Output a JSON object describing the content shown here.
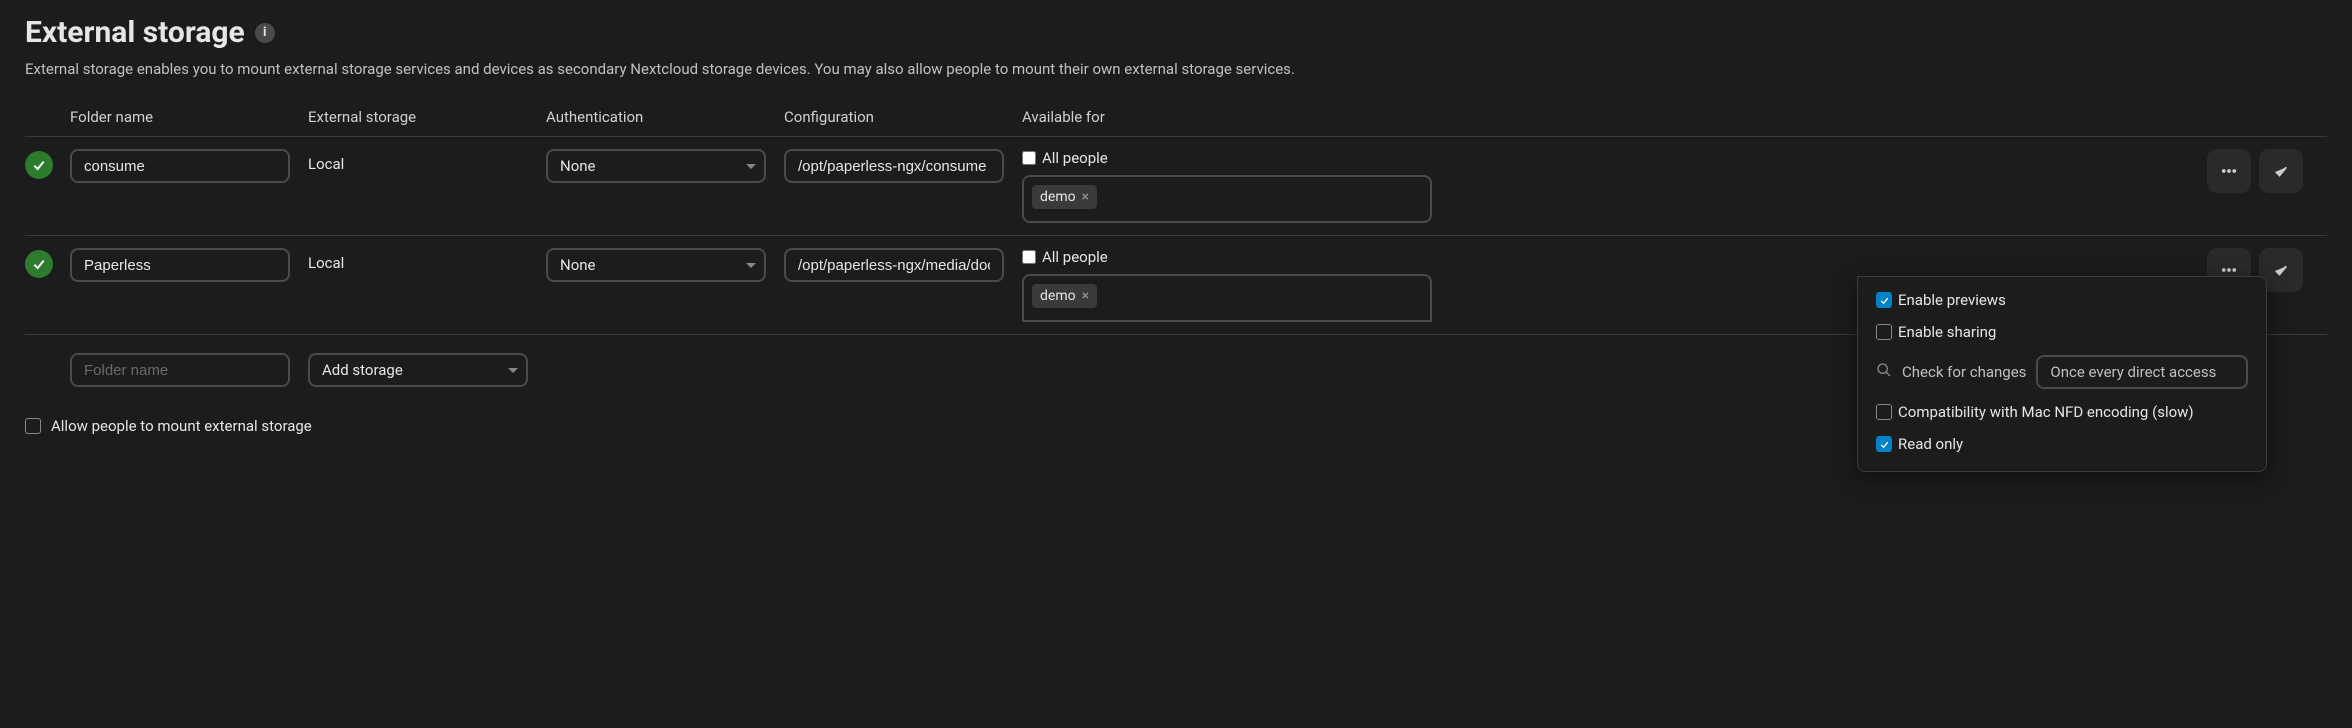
{
  "title": "External storage",
  "description": "External storage enables you to mount external storage services and devices as secondary Nextcloud storage devices. You may also allow people to mount their own external storage services.",
  "columns": {
    "folder": "Folder name",
    "storage": "External storage",
    "auth": "Authentication",
    "config": "Configuration",
    "avail": "Available for"
  },
  "rows": [
    {
      "folder": "consume",
      "type": "Local",
      "auth": "None",
      "config": "/opt/paperless-ngx/consume",
      "all_people": "All people",
      "tag": "demo"
    },
    {
      "folder": "Paperless",
      "type": "Local",
      "auth": "None",
      "config": "/opt/paperless-ngx/media/documents",
      "all_people": "All people",
      "tag": "demo"
    }
  ],
  "add": {
    "folder_placeholder": "Folder name",
    "storage_placeholder": "Add storage"
  },
  "popup": {
    "previews": "Enable previews",
    "sharing": "Enable sharing",
    "check_changes": "Check for changes",
    "frequency": "Once every direct access",
    "mac": "Compatibility with Mac NFD encoding (slow)",
    "readonly": "Read only"
  },
  "allow_people": "Allow people to mount external storage"
}
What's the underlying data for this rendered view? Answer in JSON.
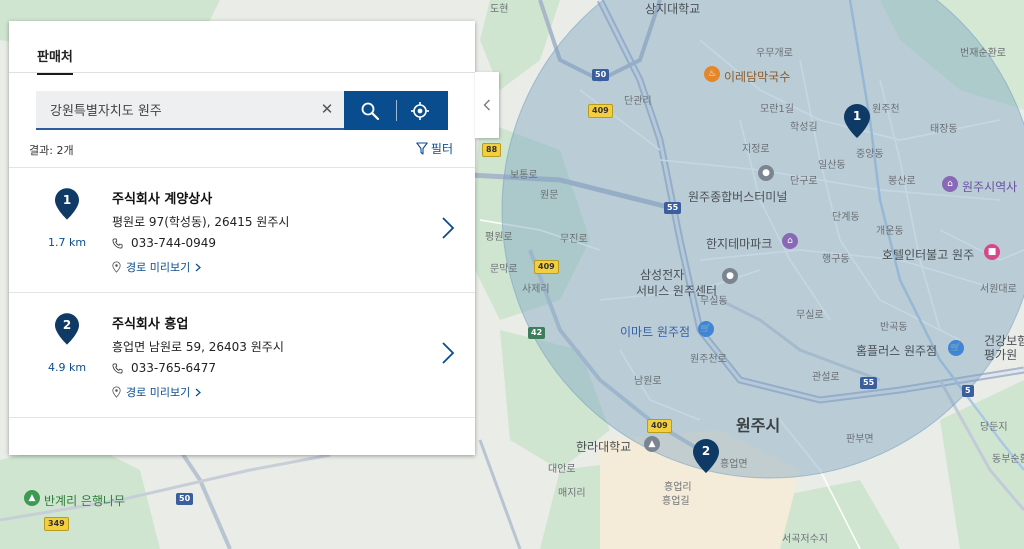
{
  "panel": {
    "tab_label": "판매처",
    "search": {
      "value": "강원특별자치도 원주",
      "placeholder": ""
    },
    "results_count": "결과: 2개",
    "filter_label": "필터",
    "items": [
      {
        "num": "1",
        "name": "주식회사 계양상사",
        "address": "평원로 97(학성동), 26415 원주시",
        "phone": "033-744-0949",
        "distance": "1.7 km",
        "route_label": "경로 미리보기"
      },
      {
        "num": "2",
        "name": "주식회사 흥업",
        "address": "흥업면 남원로 59, 26403 원주시",
        "phone": "033-765-6477",
        "distance": "4.9 km",
        "route_label": "경로 미리보기"
      }
    ]
  },
  "map": {
    "city_label": "원주시",
    "pins": [
      {
        "num": "1"
      },
      {
        "num": "2"
      }
    ],
    "pois": [
      {
        "label": "상지대학교"
      },
      {
        "label": "이레담막국수"
      },
      {
        "label": "원주종합버스터미널"
      },
      {
        "label": "한지테마파크"
      },
      {
        "label": "삼성전자"
      },
      {
        "label": "서비스 원주센터"
      },
      {
        "label": "이마트 원주점"
      },
      {
        "label": "원주시역사"
      },
      {
        "label": "호텔인터불고 원주"
      },
      {
        "label": "홈플러스 원주점"
      },
      {
        "label": "건강보험"
      },
      {
        "label": "평가원"
      },
      {
        "label": "한라대학교"
      },
      {
        "label": "반계리 은행나무"
      }
    ],
    "area_labels": [
      "우무개로",
      "번재순환로",
      "단관리",
      "모란1길",
      "학성길",
      "중앙동",
      "일산동",
      "원주천",
      "지정로",
      "단구로",
      "봉산로",
      "보통로",
      "원문",
      "평원로",
      "무실동",
      "행구동",
      "개운동",
      "반곡동",
      "태장동",
      "단계동",
      "사제리",
      "판부면",
      "남원로",
      "흥업리",
      "흥업길",
      "서곡저수지",
      "당둔지",
      "서원대로",
      "대안로",
      "매지리",
      "원주천로",
      "무실로",
      "관설로",
      "동부순환로",
      "흥업면",
      "문막로",
      "무진로",
      "도현"
    ],
    "shields": [
      "50",
      "409",
      "88",
      "55",
      "409",
      "42",
      "55",
      "5",
      "409",
      "50",
      "349"
    ],
    "colors": {
      "radius_fill": "#7aa3c2",
      "primary": "#0a4d8f",
      "pin": "#0f3a66"
    }
  }
}
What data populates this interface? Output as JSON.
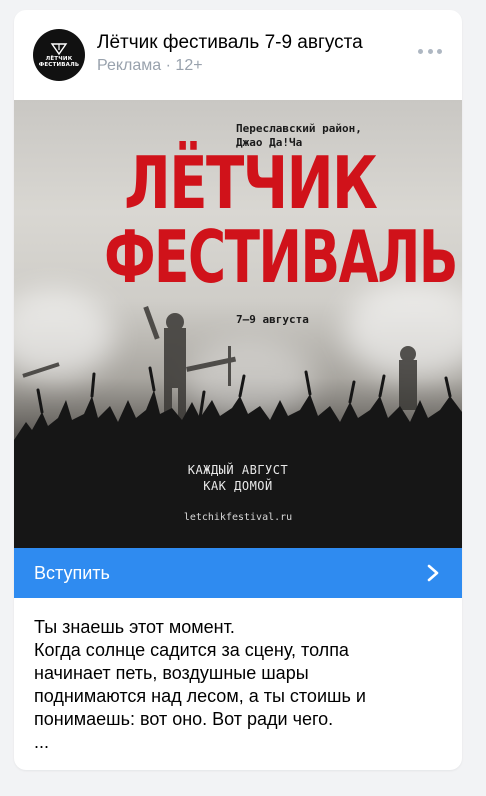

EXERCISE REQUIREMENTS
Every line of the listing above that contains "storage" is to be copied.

EXERCISE RESULT
  "title": "External storage",
  "description": "External storage enables you to mount external storage services and devices as secondary Nextcloud storage devices. You may also allow people to mount their own external storage services.",
    "storage": "External storage",
    "storage_placeholder": "Add storage"
  "allow_people": "Allow people to mount external storage"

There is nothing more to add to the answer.